I am participating in the March Slice of Life Challenge: A slice a day for all of March. You should do it too! Thank you, Two Writing Teachers! Readers, check out their site, and start slicing!
Celebration Slices! Thanks Ruth Ayres for this wonderful link up!
1. “In 35 minutes, I’m going over to Granny’s.” H tells me. Then 5 minutes later. “What time is it? In 30 minutes I’m going over to Granny’s.” At 10:53, he was set. “At 10:56, I’m going.” He told me. Every Saturday, my mom takes one of my kids out for lunch and then spends some quality time with them. They each look forward to the time, and I’m so thankful for it too. Watching H race across the street, dutifully looking both ways was a joy to celebrate. What lucky kids I have… getting to spend time with their grandparents.
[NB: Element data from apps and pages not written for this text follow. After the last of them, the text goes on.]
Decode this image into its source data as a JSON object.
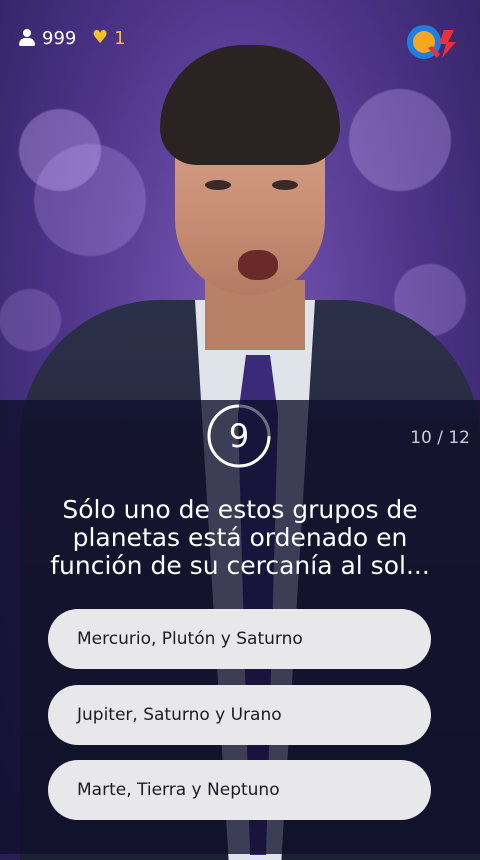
{
  "header": {
    "viewers": "999",
    "lives": "1",
    "icons": {
      "viewers": "user-icon",
      "lives": "heart-icon",
      "logo": "q12-logo"
    },
    "colors": {
      "lives": "#f3c12a",
      "logo_blue": "#1e7fe0",
      "logo_orange": "#f5a623",
      "logo_red": "#e5333b"
    }
  },
  "game": {
    "timer": "9",
    "timer_remaining_fraction": 0.75,
    "progress": "10 / 12",
    "question": "Sólo uno de estos grupos de planetas está ordenado en función de su cercanía al sol...",
    "answers": [
      {
        "label": "Mercurio, Plutón y Saturno"
      },
      {
        "label": "Jupiter, Saturno y Urano"
      },
      {
        "label": "Marte, Tierra y Neptuno"
      }
    ]
  }
}
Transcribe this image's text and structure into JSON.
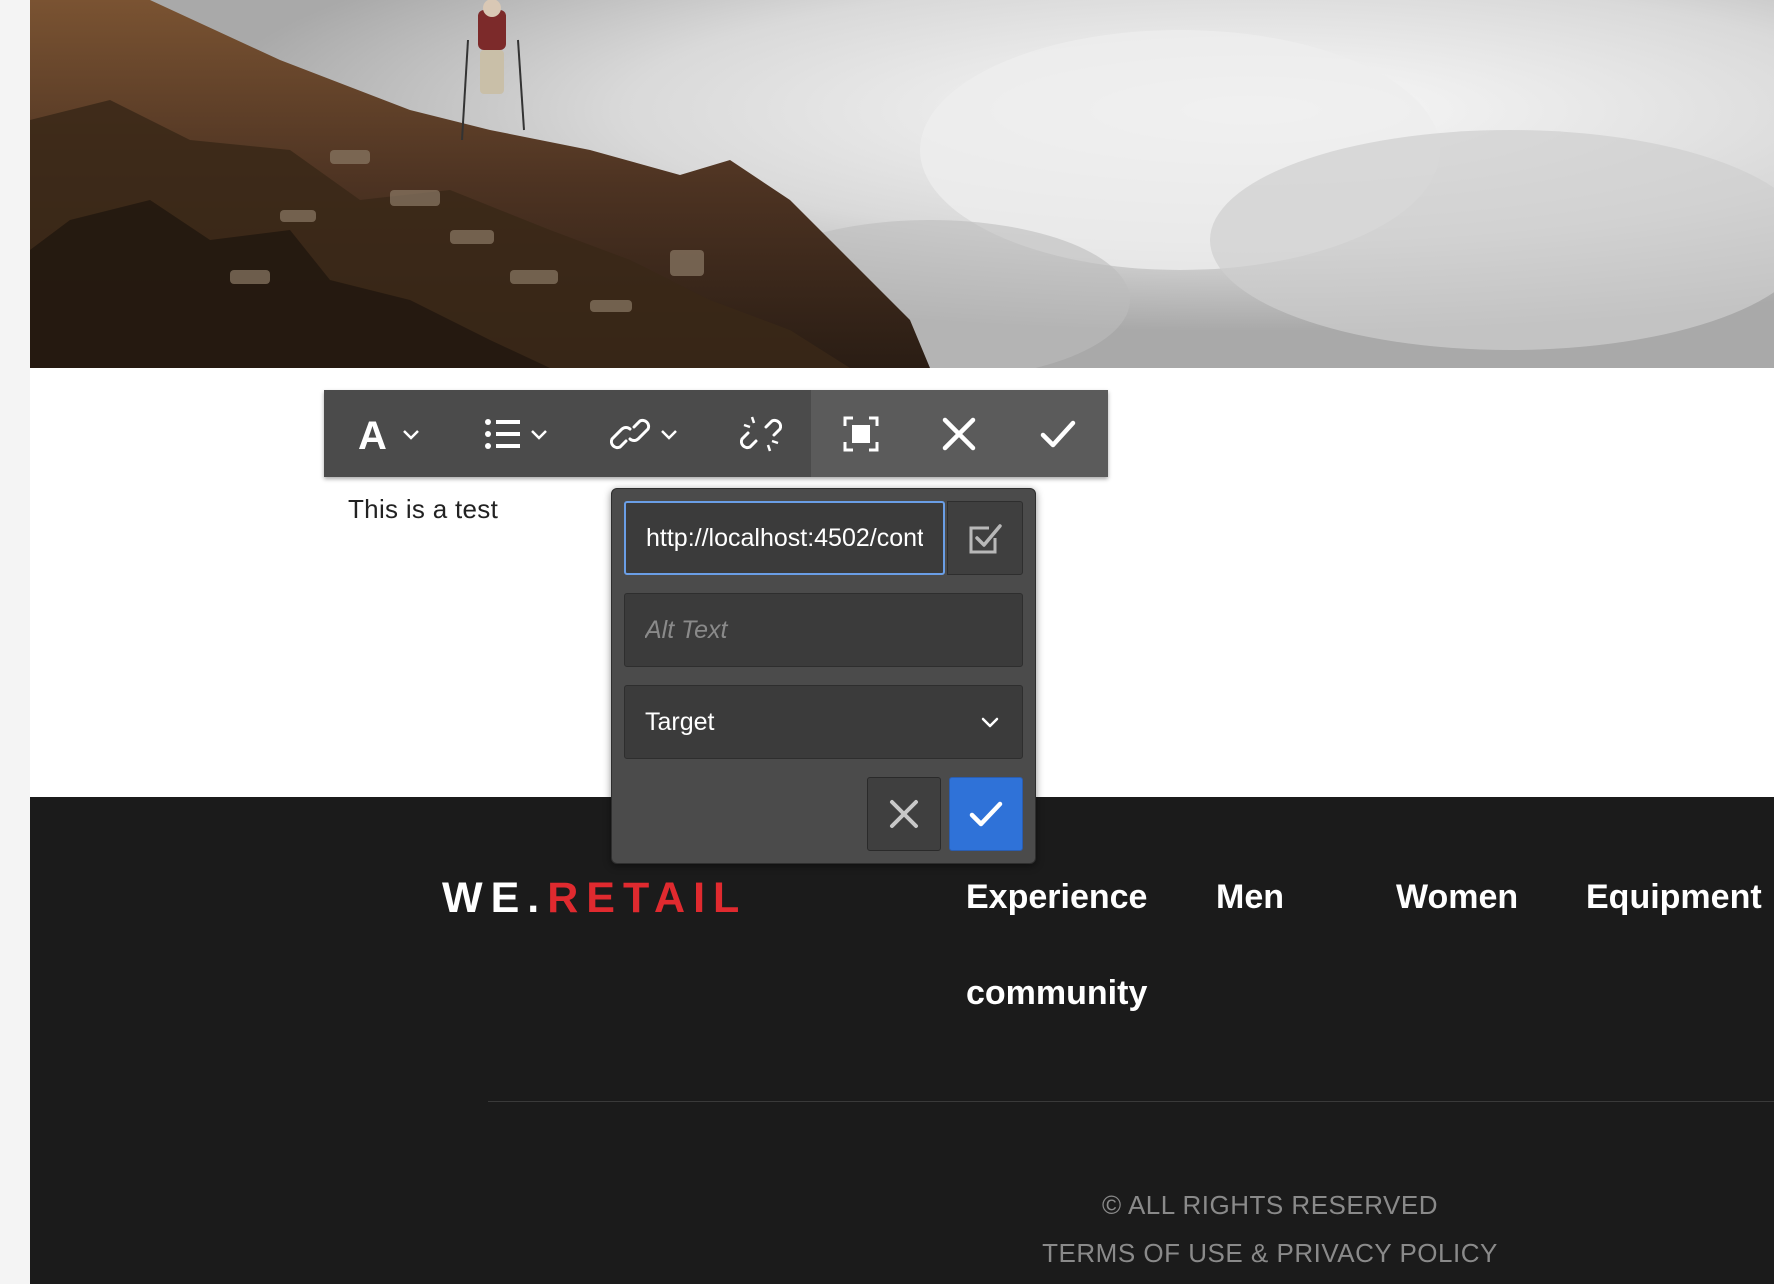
{
  "hero": {
    "image": "mountain-hiker-photo"
  },
  "toolbar": {
    "buttons": [
      {
        "name": "format-button",
        "icon": "text-format-icon",
        "dropdown": true
      },
      {
        "name": "list-button",
        "icon": "list-icon",
        "dropdown": true
      },
      {
        "name": "link-button",
        "icon": "link-icon",
        "dropdown": true
      },
      {
        "name": "unlink-button",
        "icon": "unlink-icon",
        "dropdown": false
      },
      {
        "name": "fullscreen-button",
        "icon": "fullscreen-icon",
        "dropdown": false
      },
      {
        "name": "cancel-button",
        "icon": "close-icon",
        "dropdown": false
      },
      {
        "name": "save-button",
        "icon": "checkmark-icon",
        "dropdown": false
      }
    ]
  },
  "content": {
    "text": "This is a test"
  },
  "link_dialog": {
    "url_value": "http://localhost:4502/cont",
    "alt_text_placeholder": "Alt Text",
    "target_label": "Target",
    "accent": "#2f72d8",
    "focus_color": "#6a9ee6"
  },
  "footer": {
    "logo_white": "WE.",
    "logo_red": "RETAIL",
    "logo_red_color": "#e02a2f",
    "nav": [
      "Experience",
      "Men",
      "Women",
      "Equipment",
      "community"
    ],
    "copyright": "© ALL RIGHTS RESERVED",
    "legal": "TERMS OF USE & PRIVACY POLICY"
  }
}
2. E wanted to use his gift card for a lego at the store. While we stood in the lego aisle, L looked up at the giant sign that said “BOYS.” She grimaced and said quietly to me, “That is so sexist.” I’m so proud that she noticed that, and that she spoke up about it. I hope she keeps noticing things and speaking up, louder and louder as she grows.
3. Yesterday my team celebrated Global School Play Day. Yes, we were a month or so late… but what a celebration! The students were excited, as they carried favorite games into the classroom: Monopoly, Pictionary, cards, Battleship, Clue. Kids these days are stressed and anxious, and they don’t get the chance to play enough. I was happy to dedicate a day to play. Even if play wasn’t the work of children, and wasn’t ripe for opportunities to learn, I would still think it was worth our time. But, play does create learning opportunities, and time for kids to learn how to be in control. Win-Win! One of the TED Talks I watched, by Jill Vialet mentioned the philosopher, Bernard Suits’ explanation of play: “Playing a game is the voluntary attempt to overcome unnecessary obstacles.” She goes on to talk about the work of play: “They choose it, it’s a challenge. No longer should you think of play as the opposite of work or the purview of slackers. It is the fundamental sign of our inner drive and ambition.” The other TED Talk was on the decline of play. Sad to watch, but important.